TO DO
Show all lines from the material that carry the word "keys".

*** THE RECORDS

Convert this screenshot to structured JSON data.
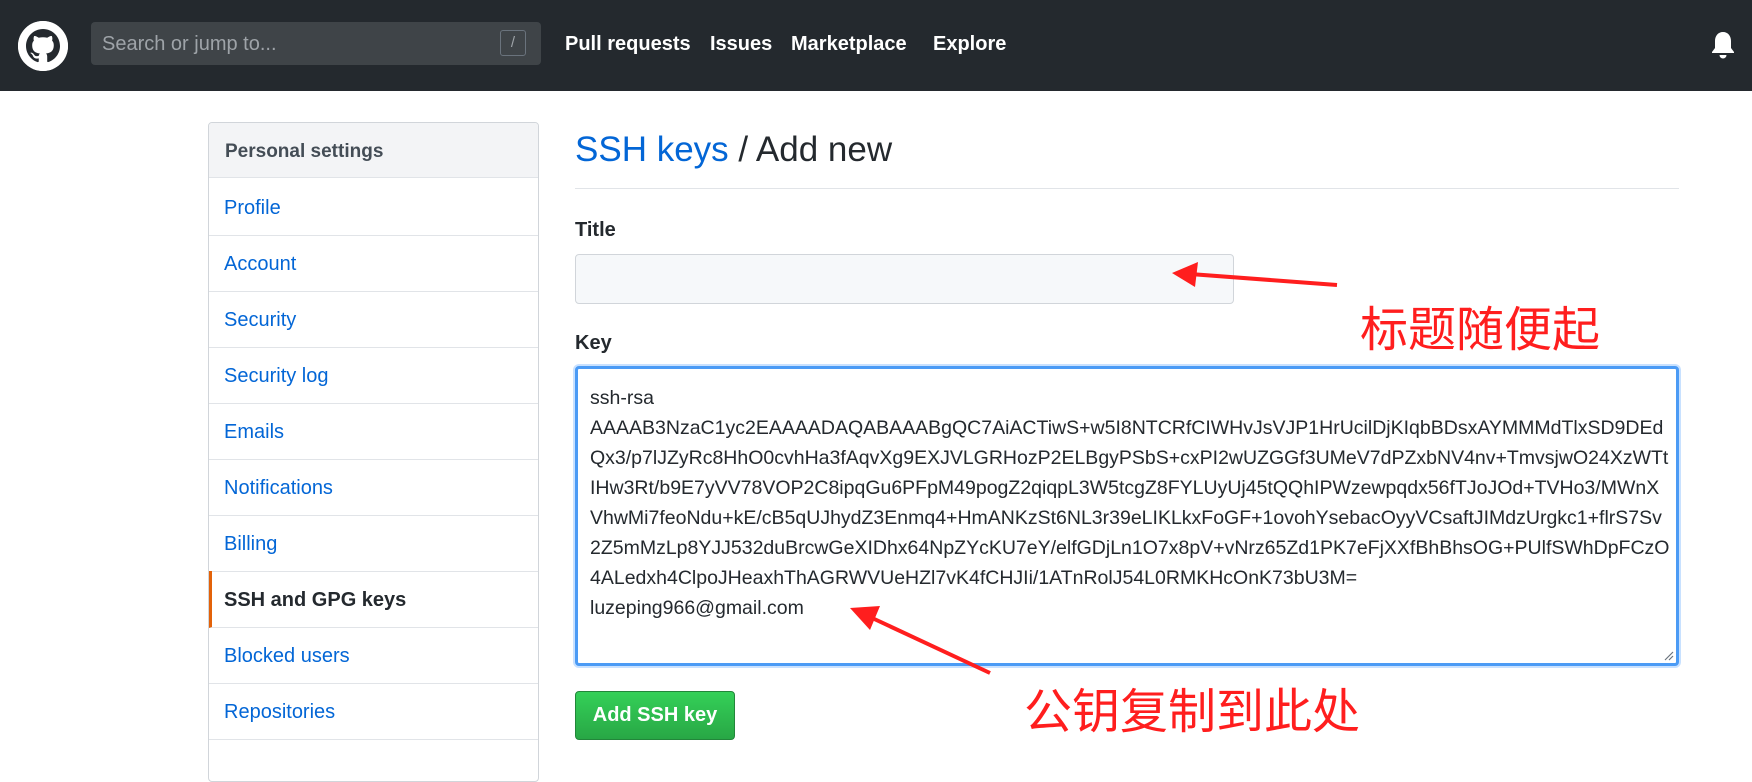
{
  "header": {
    "search_placeholder": "Search or jump to...",
    "search_shortcut": "/",
    "nav": [
      "Pull requests",
      "Issues",
      "Marketplace",
      "Explore"
    ]
  },
  "sidebar": {
    "heading": "Personal settings",
    "items": [
      {
        "label": "Profile"
      },
      {
        "label": "Account"
      },
      {
        "label": "Security"
      },
      {
        "label": "Security log"
      },
      {
        "label": "Emails"
      },
      {
        "label": "Notifications"
      },
      {
        "label": "Billing"
      },
      {
        "label": "SSH and GPG keys",
        "active": true
      },
      {
        "label": "Blocked users"
      },
      {
        "label": "Repositories"
      }
    ]
  },
  "main": {
    "breadcrumb_link": "SSH keys",
    "breadcrumb_sep": " / ",
    "breadcrumb_current": "Add new",
    "title_label": "Title",
    "title_value": "",
    "key_label": "Key",
    "key_value": "ssh-rsa\nAAAAB3NzaC1yc2EAAAADAQABAAABgQC7AiACTiwS+w5I8NTCRfCIWHvJsVJP1HrUcilDjKIqbBDsxAYMMMdTlxSD9DEdQx3/p7lJZyRc8HhO0cvhHa3fAqvXg9EXJVLGRHozP2ELBgyPSbS+cxPI2wUZGGf3UMeV7dPZxbNV4nv+TmvsjwO24XzWTtIHw3Rt/b9E7yVV78VOP2C8ipqGu6PFpM49pogZ2qiqpL3W5tcgZ8FYLUyUj45tQQhIPWzewpqdx56fTJoJOd+TVHo3/MWnXVhwMi7feoNdu+kE/cB5qUJhydZ3Enmq4+HmANKzSt6NL3r39eLIKLkxFoGF+1ovohYsebacOyyVCsaftJIMdzUrgkc1+flrS7Sv2Z5mMzLp8YJJ532duBrcwGeXIDhx64NpZYcKU7eY/elfGDjLn1O7x8pV+vNrz65Zd1PK7eFjXXfBhBhsOG+PUlfSWhDpFCzO4ALedxh4ClpoJHeaxhThAGRWVUeHZl7vK4fCHJIi/1ATnRolJ54L0RMKHcOnK73bU3M=\nluzeping966@gmail.com",
    "submit_label": "Add SSH key"
  },
  "annotations": {
    "title_note": "标题随便起",
    "key_note": "公钥复制到此处",
    "color": "#ff1e1e"
  }
}
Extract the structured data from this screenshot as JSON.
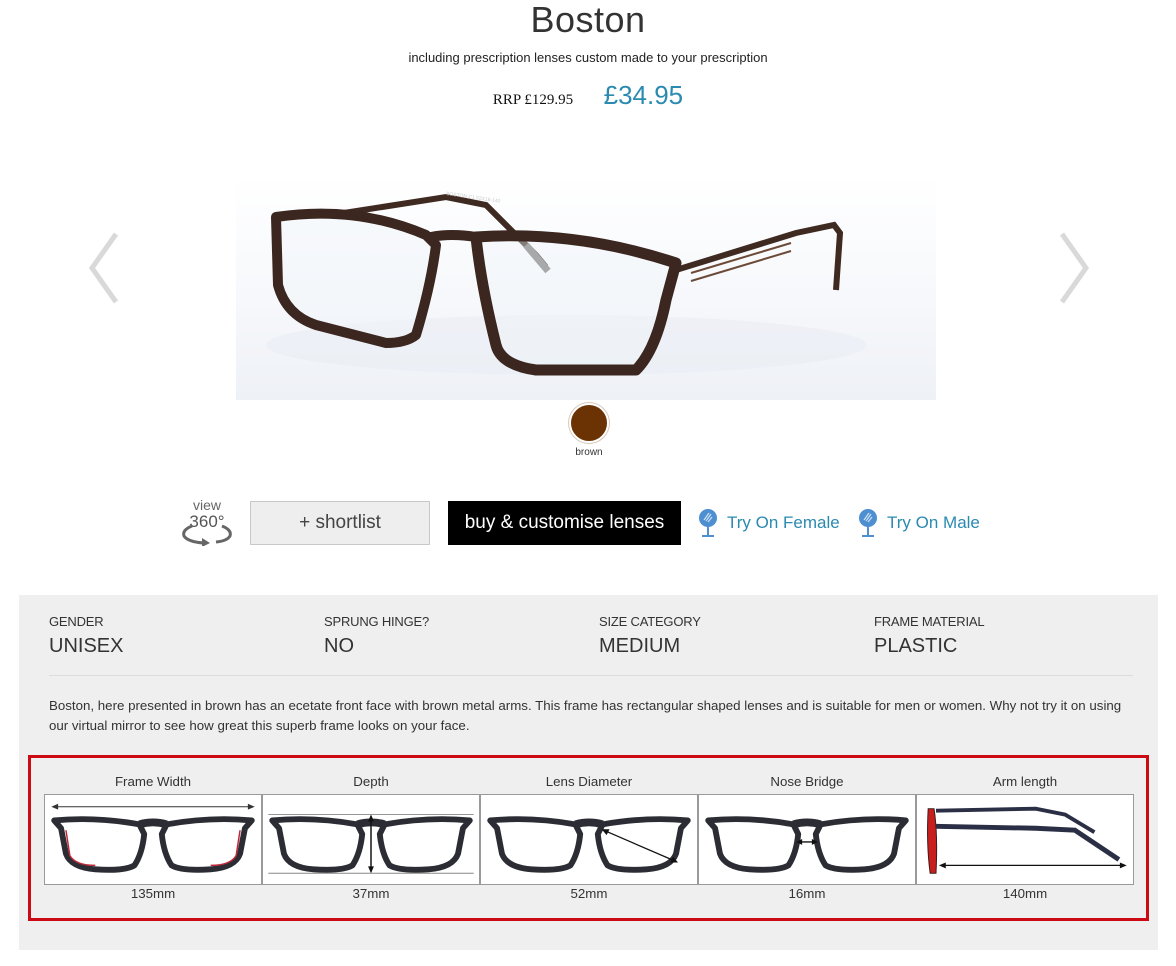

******

EXPECTED OUTPUT
        "label": "SSH and GPG keys",
    "breadcrumb_link": "SSH keys",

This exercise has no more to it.